Task prompt:
Records follow. Copy every line with "select".

Excerpted data:

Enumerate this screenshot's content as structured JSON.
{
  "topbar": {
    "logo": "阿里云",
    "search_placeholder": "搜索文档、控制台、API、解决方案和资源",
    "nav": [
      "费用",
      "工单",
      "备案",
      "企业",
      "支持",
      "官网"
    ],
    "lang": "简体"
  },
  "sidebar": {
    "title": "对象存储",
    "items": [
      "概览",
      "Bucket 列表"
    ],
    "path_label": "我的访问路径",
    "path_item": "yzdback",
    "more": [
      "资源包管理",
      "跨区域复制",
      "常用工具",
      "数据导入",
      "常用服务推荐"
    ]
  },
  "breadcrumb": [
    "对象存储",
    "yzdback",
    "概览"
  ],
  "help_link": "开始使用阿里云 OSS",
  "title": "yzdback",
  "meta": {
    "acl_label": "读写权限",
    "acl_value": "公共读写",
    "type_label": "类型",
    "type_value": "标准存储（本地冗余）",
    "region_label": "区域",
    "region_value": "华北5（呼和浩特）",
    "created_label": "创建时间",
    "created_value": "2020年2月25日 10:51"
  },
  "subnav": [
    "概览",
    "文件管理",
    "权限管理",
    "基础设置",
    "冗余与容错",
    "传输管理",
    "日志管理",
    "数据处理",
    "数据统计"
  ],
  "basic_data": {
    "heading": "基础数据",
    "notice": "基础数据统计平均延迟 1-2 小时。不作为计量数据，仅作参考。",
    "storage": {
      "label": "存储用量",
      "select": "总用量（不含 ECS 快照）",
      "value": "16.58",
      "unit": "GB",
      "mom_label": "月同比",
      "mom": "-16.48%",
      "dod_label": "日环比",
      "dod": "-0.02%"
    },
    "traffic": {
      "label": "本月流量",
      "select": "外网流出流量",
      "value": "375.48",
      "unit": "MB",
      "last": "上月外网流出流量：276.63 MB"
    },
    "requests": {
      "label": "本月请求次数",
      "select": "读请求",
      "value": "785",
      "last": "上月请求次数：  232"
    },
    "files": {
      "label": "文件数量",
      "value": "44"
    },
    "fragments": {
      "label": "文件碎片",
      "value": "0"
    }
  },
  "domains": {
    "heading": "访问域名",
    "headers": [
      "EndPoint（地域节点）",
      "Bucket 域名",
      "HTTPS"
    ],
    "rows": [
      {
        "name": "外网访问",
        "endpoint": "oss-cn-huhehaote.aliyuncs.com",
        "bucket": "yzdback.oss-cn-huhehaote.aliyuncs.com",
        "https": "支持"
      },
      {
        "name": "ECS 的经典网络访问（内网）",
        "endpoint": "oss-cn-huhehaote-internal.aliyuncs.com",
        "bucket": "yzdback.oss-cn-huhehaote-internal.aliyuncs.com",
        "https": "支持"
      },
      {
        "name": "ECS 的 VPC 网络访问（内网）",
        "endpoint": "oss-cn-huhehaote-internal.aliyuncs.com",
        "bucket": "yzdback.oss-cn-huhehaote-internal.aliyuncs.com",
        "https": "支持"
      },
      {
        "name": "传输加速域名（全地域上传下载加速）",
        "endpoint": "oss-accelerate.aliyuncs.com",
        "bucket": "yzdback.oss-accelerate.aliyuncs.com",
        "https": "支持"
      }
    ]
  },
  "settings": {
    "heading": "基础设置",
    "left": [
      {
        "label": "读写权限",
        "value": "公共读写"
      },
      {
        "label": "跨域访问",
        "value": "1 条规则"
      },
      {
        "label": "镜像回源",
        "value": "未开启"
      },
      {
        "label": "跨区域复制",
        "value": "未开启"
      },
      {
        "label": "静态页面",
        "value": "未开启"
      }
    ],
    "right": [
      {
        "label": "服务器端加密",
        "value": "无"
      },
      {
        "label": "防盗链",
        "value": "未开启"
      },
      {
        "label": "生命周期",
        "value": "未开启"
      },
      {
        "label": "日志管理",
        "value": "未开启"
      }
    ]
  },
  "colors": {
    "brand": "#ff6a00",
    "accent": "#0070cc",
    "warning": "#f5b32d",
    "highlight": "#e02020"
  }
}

Task output:
      "select": "总用量（不含 ECS 快照）",
      "select": "外网流出流量",
      "select": "读请求",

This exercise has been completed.